It makes a certain amount of courage to break convention. So, what does a company over 100 years old do when it realises that it has an opportunity to give the world something completely new and yet unattempted? Adventure bikes have to be big, heavy and have a massive ground clearance with the provision to pack days of luggage. And that's what Royal Enfield has demonstrated with its all-new motorcycle.
The styling of the Himalayan is a clear case of function over form. Pics/ Aditya Dhiwar and Royal Enfield
A new chassis, new suspension, all-new engine, and totally revised ergonomics mark the Himalayan apart from anything else in the stable, or even in the market.
The half-duplex split cradle frame supports luggage racks from the outset, incorporating pannier and mount provisions, and, even at the front, allows jerry-cans to be mounted for when fuel is scarce; supplementing the 15-litre tank.The front wheel hub is a simplistic lightweight no-nonsense design. At the rear is a 17” wheel with 120/70 rubber and a 240-mm disc brake with a single-piston calliper that is placed with the company’s first ever monoshock suspension. The link-type unit allows for 180-mm travel and is tuned for an excellent ride off-road, while being just as capable on it. The ground clearance is a useful 220 mm. Even with those specs, however, the seat height of 800 mm makes it a comfortable bike for tall and not-so-tall riders, without seeming as intimidating as the bigger adventure bikes already on sale.
The LS410 is a brand new engine and the first from Royal Enfield to have an overhead cam
Furthermore, additional features make it to the console. Apart from the analogue speedo, a small rev-counter and the usual tell-tales, there’s even a compass, with the digital display incorporating two trip meters, one reserve trip meter and an odometer. You also get hazard lights. The kick-starter too has been done away with, and the Himalayan gets an electric start. This was because the team was of the opinion that the electric starter is, today, being used increasingly and eliminating the kick would also save some weight.
Getting to the next important bit: the new engine. The 411-cc OHC carburetted single makes 24.5 PS and a very usable 32 Nm of torque, most of which is available from 2,500 RPM. That makes for good tractability and linear delivery. This is the first time in the history of the company that an overhead cam has been used. Factor in the counter-balancer shaft and the refinement level is on another plane.

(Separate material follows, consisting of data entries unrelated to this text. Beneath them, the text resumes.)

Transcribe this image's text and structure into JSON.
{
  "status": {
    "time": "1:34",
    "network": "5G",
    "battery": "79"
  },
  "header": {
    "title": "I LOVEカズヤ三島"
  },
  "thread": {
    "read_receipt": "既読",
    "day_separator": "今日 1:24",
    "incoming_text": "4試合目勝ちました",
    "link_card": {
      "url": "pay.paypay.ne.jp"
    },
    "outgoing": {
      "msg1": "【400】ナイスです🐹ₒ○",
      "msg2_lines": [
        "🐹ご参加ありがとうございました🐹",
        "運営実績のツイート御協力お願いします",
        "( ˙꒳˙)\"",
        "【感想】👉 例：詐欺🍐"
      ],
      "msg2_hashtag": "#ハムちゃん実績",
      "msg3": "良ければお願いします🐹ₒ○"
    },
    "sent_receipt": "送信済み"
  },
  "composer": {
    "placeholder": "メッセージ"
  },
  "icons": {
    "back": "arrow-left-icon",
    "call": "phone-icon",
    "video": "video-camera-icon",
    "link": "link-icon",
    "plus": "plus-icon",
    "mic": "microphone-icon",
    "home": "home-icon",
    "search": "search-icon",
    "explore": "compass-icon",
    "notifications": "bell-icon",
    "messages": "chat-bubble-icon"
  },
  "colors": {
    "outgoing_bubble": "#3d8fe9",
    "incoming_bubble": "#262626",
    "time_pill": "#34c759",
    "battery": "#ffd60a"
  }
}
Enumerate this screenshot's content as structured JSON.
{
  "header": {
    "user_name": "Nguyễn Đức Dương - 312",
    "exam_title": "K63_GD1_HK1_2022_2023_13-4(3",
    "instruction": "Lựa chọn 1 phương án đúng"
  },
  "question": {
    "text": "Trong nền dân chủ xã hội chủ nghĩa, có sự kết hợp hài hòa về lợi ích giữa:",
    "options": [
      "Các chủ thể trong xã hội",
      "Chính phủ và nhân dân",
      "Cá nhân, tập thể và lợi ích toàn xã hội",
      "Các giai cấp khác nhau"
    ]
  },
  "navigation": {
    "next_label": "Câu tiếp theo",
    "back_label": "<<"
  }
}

The five-speed gearbox also has relatively shorter gearing and second gear can pull you from 0 to 50 km/h effortlessly. The engine pulls very cleanly and revs up slightly quicker and much higher than what erstwhile Royal Enfield owners are used to.
The Him-alayas were the perfect setting to experience the new Himalayan. After we got going, the handling was the first pleasant surprise. Just stand on the pegs, keep the throttle constant and let the bike do its thing. It can deal with rain, slush, ice and, of course, tarmac, with ease, as we soon found out.
White slippery tarmac carpet notwithstanding, the bike simply dug in and carried on, uphill and downhill. The overall balance of the bike really shone. The consumption, even at that altitude, was nothing to be ashamed about for the LS410. Almost 110 km later, the fuel gauge read about 70 per cent. The 15-litre tank will offer a range of 350-400 km on a good day. Not complaining. Finally, the price. At R1.71 lakh (OTR, Pune), the Himalayan makes sense.
Engine Type: 411 cc, single cylinder, air cooled with oil cooler, SOHC
Max power: 24.5 PS
@ 6,500 rpm
Max Torque: 32 Nm
@ 4,000-4,500 rpm
Price: Rs 1.70 lakh, on-road, Pune